(Supplied data Opens)
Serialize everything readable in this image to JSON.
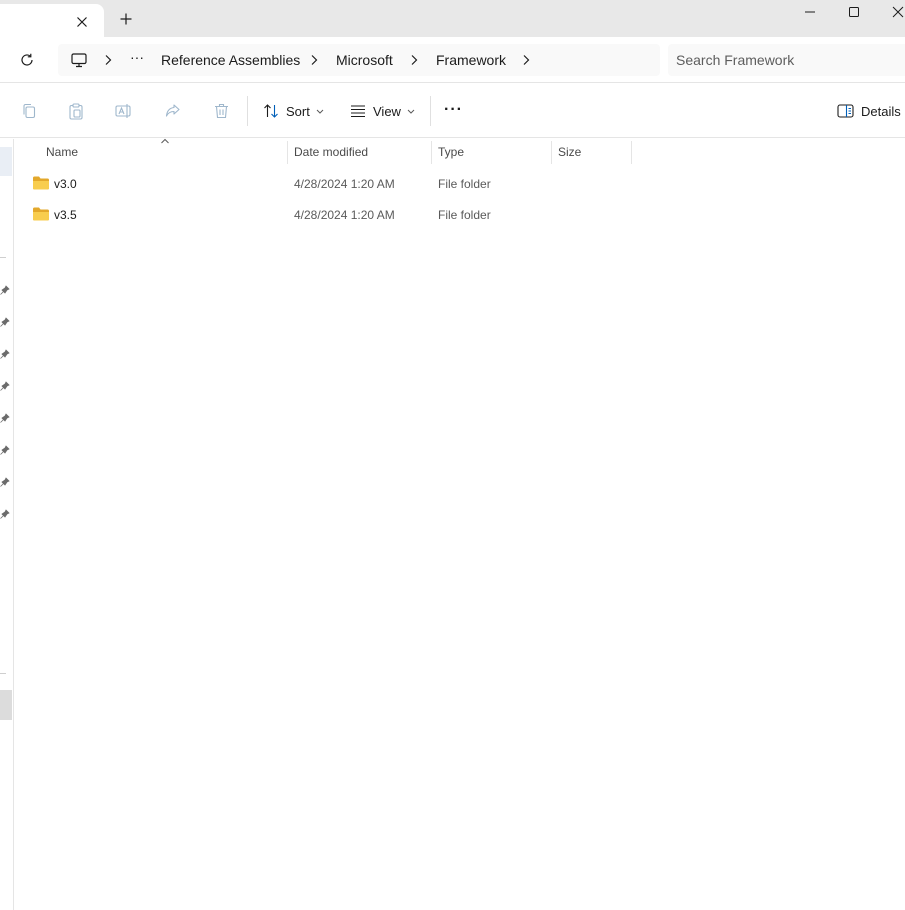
{
  "window": {
    "controls": {
      "minimize": "minimize-icon",
      "maximize": "maximize-icon",
      "close": "close-icon"
    }
  },
  "tabbar": {
    "close_icon": "close-icon",
    "new_tab_icon": "plus-icon"
  },
  "address": {
    "refresh_icon": "refresh-icon",
    "computer_icon": "computer-icon",
    "overflow_label": "···",
    "crumbs": [
      "Reference Assemblies",
      "Microsoft",
      "Framework"
    ],
    "search_placeholder": "Search Framework"
  },
  "commandbar": {
    "sort_label": "Sort",
    "view_label": "View",
    "more_label": "···",
    "details_label": "Details"
  },
  "list": {
    "columns": [
      "Name",
      "Date modified",
      "Type",
      "Size"
    ],
    "sort_indicator": "^",
    "rows": [
      {
        "name": "v3.0",
        "date": "4/28/2024 1:20 AM",
        "type": "File folder",
        "size": ""
      },
      {
        "name": "v3.5",
        "date": "4/28/2024 1:20 AM",
        "type": "File folder",
        "size": ""
      }
    ]
  },
  "colors": {
    "accent": "#005fb8",
    "folder": "#f5c445",
    "folder_dark": "#e3a82b",
    "titlebar": "#e8e8e8"
  }
}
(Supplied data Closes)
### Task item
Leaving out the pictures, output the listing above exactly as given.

### Expected answer
Serialize everything readable in this image to JSON.
{
  "window": {
    "controls": {
      "minimize": "minimize-icon",
      "maximize": "maximize-icon",
      "close": "close-icon"
    }
  },
  "tabbar": {
    "close_icon": "close-icon",
    "new_tab_icon": "plus-icon"
  },
  "address": {
    "refresh_icon": "refresh-icon",
    "computer_icon": "computer-icon",
    "overflow_label": "···",
    "crumbs": [
      "Reference Assemblies",
      "Microsoft",
      "Framework"
    ],
    "search_placeholder": "Search Framework"
  },
  "commandbar": {
    "sort_label": "Sort",
    "view_label": "View",
    "more_label": "···",
    "details_label": "Details"
  },
  "list": {
    "columns": [
      "Name",
      "Date modified",
      "Type",
      "Size"
    ],
    "sort_indicator": "^",
    "rows": [
      {
        "name": "v3.0",
        "date": "4/28/2024 1:20 AM",
        "type": "File folder",
        "size": ""
      },
      {
        "name": "v3.5",
        "date": "4/28/2024 1:20 AM",
        "type": "File folder",
        "size": ""
      }
    ]
  },
  "colors": {
    "accent": "#005fb8",
    "folder": "#f5c445",
    "folder_dark": "#e3a82b",
    "titlebar": "#e8e8e8"
  }
}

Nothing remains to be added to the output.